Germany's largest lender has apologized for its costly mistakes in the past as it deals with historic legal troubles. Last week, Deutsche Bank announced a 1.4 billion euro annual loss.
"Serious mistakes were made," reads the advertisement that ran in several German newspapers on Saturday.
"Since I became chief executive of Deutsche Bank one-and-a-half years ago, we have had to pay around five billion euros 5.4 billion dollars in legal cases largely originating from several years ago," chief executive John Cryan said in the ad.
Cryan admitted that the bank's past conduct "not only cost us money, but also our reputation and trust."
Historic legal cases
In December, Deutsche Bank agreed to a $7.2 billion (6.6 billion euros) settlement with the US Justice Department over its dealings in opaque bonds based on home loans in 2005-2007. Losses on such bonds packaged and sold by major banks helped start the global financial crisis.
The lender is still facing about 7,000 separate lawsuits and regulatory cases, which analysts say could take years to resolve.

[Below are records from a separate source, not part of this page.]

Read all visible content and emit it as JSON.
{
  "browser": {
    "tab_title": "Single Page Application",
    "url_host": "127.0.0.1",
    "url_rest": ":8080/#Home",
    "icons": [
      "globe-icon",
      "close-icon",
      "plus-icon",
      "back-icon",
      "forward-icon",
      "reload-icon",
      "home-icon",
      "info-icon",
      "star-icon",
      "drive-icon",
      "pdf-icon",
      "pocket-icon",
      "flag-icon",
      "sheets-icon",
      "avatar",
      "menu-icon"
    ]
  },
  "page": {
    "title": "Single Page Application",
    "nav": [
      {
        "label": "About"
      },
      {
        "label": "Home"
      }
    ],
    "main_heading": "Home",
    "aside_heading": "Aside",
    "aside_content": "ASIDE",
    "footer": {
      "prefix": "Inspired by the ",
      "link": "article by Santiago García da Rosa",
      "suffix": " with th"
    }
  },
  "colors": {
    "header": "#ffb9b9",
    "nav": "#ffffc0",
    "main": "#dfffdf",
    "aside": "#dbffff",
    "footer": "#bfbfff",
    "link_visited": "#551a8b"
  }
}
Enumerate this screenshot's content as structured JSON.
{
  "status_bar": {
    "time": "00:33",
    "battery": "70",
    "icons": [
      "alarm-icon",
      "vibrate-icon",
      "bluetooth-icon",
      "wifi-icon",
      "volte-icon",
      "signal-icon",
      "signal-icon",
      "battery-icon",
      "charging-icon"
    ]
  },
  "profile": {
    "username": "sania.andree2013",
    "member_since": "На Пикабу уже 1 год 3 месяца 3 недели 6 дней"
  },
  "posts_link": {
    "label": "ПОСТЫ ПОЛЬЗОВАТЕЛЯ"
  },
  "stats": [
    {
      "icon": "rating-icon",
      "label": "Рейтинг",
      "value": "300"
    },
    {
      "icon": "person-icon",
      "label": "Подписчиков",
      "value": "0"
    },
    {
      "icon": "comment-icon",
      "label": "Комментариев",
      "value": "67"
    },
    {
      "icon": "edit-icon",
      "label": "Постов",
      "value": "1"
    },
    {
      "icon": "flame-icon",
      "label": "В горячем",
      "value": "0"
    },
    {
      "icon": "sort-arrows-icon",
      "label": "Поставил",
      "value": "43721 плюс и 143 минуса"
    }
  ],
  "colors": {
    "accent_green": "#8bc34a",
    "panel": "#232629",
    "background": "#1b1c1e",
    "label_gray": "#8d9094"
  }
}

Other misconduct cases have included rigging widely-used interest benchmarks along with other big banks and money-laundering violations involving security trades Russia.
'Worst is over'
However the lender said that despite ongoing legal troubles it had managed to "end key legal cases."
Cryan, who became co-CEO with Anshu Jain in 2015 and sole CEO in 2016, had to present a 1.4 billion euro ($1.5 billion) loss for the full year 2016 at the company's annual news conference on Thursday.
Costs for legal settlements have played a role in weak earnings that have undermined the bank's share price.
Cryan also delivered an extensive apology at the news conference.
mm/bw (AP, dpa)